This adjustment is the second cut since the dismiss of former Central Bank governor Murat Cetinkaya. In September 2018, monetary policy rate was increased to 24% from 17.75% aiming lowering inflation pressures. However, the measure obtained strong rejection from President Tayyip Erdogan.
The set of expansionary measures...
According to the latest figures published by the Turkish Statistics Institute, the economy contracted 1.5% in the second quarter of 2019 compared to the same period last year. If analyzed with respect to the last quarter, the economy expanded by 1.2%. It is necessary to note that the calculation of GDP is under the chained volume index methodology, 2009 being the base year.
In the bulletin published by the Institute, it indicates that in the analysis of the activities that make up the gross domestic product; the total added value increased by 3.4% in the agricultural sector.
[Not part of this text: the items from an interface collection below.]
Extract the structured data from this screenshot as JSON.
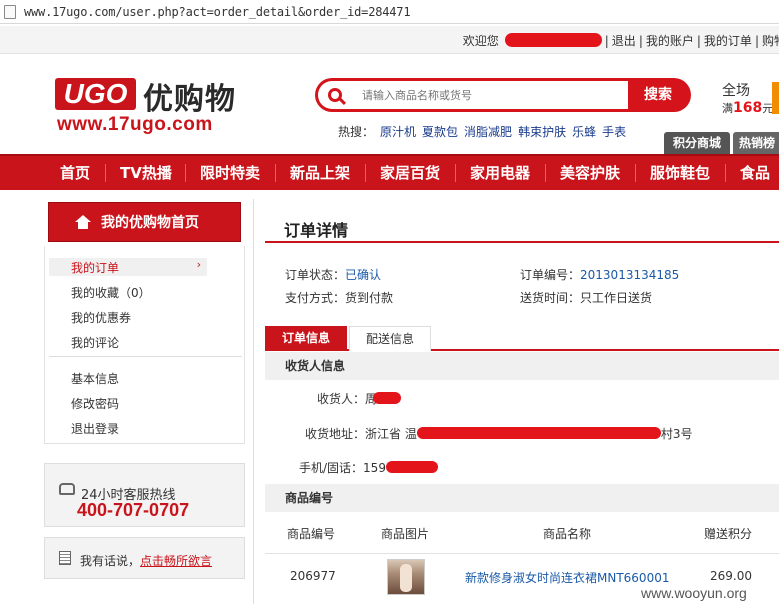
{
  "urlbar": {
    "url": "www.17ugo.com/user.php?act=order_detail&order_id=284471"
  },
  "topbar": {
    "welcome": "欢迎您",
    "logout": "退出",
    "account": "我的账户",
    "orders": "我的订单",
    "cart": "购物"
  },
  "header": {
    "logo_badge": "UGO",
    "logo_cn": "优购物",
    "logo_domain": "www.17ugo.com",
    "search_placeholder": "请输入商品名称或货号",
    "search_button": "搜索",
    "hot_label": "热搜：",
    "hot_terms": [
      "原汁机",
      "夏款包",
      "消脂减肥",
      "韩束护肤",
      "乐蜂",
      "手表"
    ],
    "promo_line1": "全场",
    "promo_line2_prefix": "满",
    "promo_amount": "168",
    "promo_line2_suffix": "元",
    "tab_points": "积分商城",
    "tab_hot": "热销榜"
  },
  "nav": [
    "首页",
    "TV热播",
    "限时特卖",
    "新品上架",
    "家居百货",
    "家用电器",
    "美容护肤",
    "服饰鞋包",
    "食品"
  ],
  "sidebar": {
    "home": "我的优购物首页",
    "menu": [
      {
        "label": "我的订单",
        "active": true
      },
      {
        "label": "我的收藏（0）"
      },
      {
        "label": "我的优惠券"
      },
      {
        "label": "我的评论"
      },
      {
        "label": "基本信息"
      },
      {
        "label": "修改密码"
      },
      {
        "label": "退出登录"
      }
    ],
    "hotline_title": "24小时客服热线",
    "hotline_number": "400-707-0707",
    "feedback_prefix": "我有话说，",
    "feedback_link": "点击畅所欲言"
  },
  "order": {
    "title": "订单详情",
    "status_label": "订单状态：",
    "status_value": "已确认",
    "number_label": "订单编号：",
    "number_value": "2013013134185",
    "payment_label": "支付方式：",
    "payment_value": "货到付款",
    "delivery_label": "送货时间：",
    "delivery_value": "只工作日送货",
    "tab_info": "订单信息",
    "tab_shipping": "配送信息",
    "receiver_section": "收货人信息",
    "receiver_label": "收货人：",
    "receiver_value": "周",
    "address_label": "收货地址：",
    "address_prefix": "浙江省 温",
    "address_suffix": "村3号",
    "phone_label": "手机/固话：",
    "phone_value": "159",
    "goods_section": "商品编号",
    "columns": [
      "商品编号",
      "商品图片",
      "商品名称",
      "赠送积分"
    ],
    "items": [
      {
        "code": "206977",
        "name": "新款修身淑女时尚连衣裙MNT660001",
        "points": "269.00"
      }
    ]
  },
  "watermark": "www.wooyun.org",
  "colors": {
    "brand_red": "#c9141b",
    "link_blue": "#1a5aa8",
    "promo_orange": "#f28c00"
  }
}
On the other hand, it contracted for the remaining sectors:...
On Monday, August 26, the Turkish lira depreciated 1% against the US dollar closing the day at TRY 5,628 / USD, after having reached a maximum of 5,816 TRY / USD during the day, which the market observers described as a "flash crash". This weakening occurred after Japanese investors reduced their risk assets due to the concerns of the trade war between China and the United States.
Likewise, there was a brief plunge in the yen/lira trading comparable to another “flash crash” on Jan. 3, when Turkey’s currency weakened to a similar level due to a global market sell-off and flight from risk triggered by concer...
On July 25, the Central Bank of Turkey announced that it reduced its reference interest rate from 24% to 19.75%, after the governor of the Central Bank, Murat Centikaya, was dismissed on July 6, precisely because of his refusal to apply a rate cut despite the insistence of President Recep Erdogan.
The interest rate reduction has been the highest since 2002. According to surveys collected by Bloomberg and Reuters, most analysts expected the cut to be 250 basis points, so the adjustment far exceeded expectations. Initially, markets reacted positively since the price of the lira did not show major variations.
The bank quoted the i...
In latest update of its world economic perspectives, published on July 23, the IMF warned about the ballast effect that the Turkish economy can generate on the world economy growth for 2019 and 2020.
Although the economy had shown a surprising growth in the first quarter of this year, there is a high probability that the economic contraction will resume. In fact, according to the Istanbul Chamber of Industry, operating conditions in the manufacturing sector deteriorated at an accelerated pace in July.
The IMF forecasts that the Turkish economy will contract by -2.5% in 2019 and, therefore, generate downward pressure in the regi...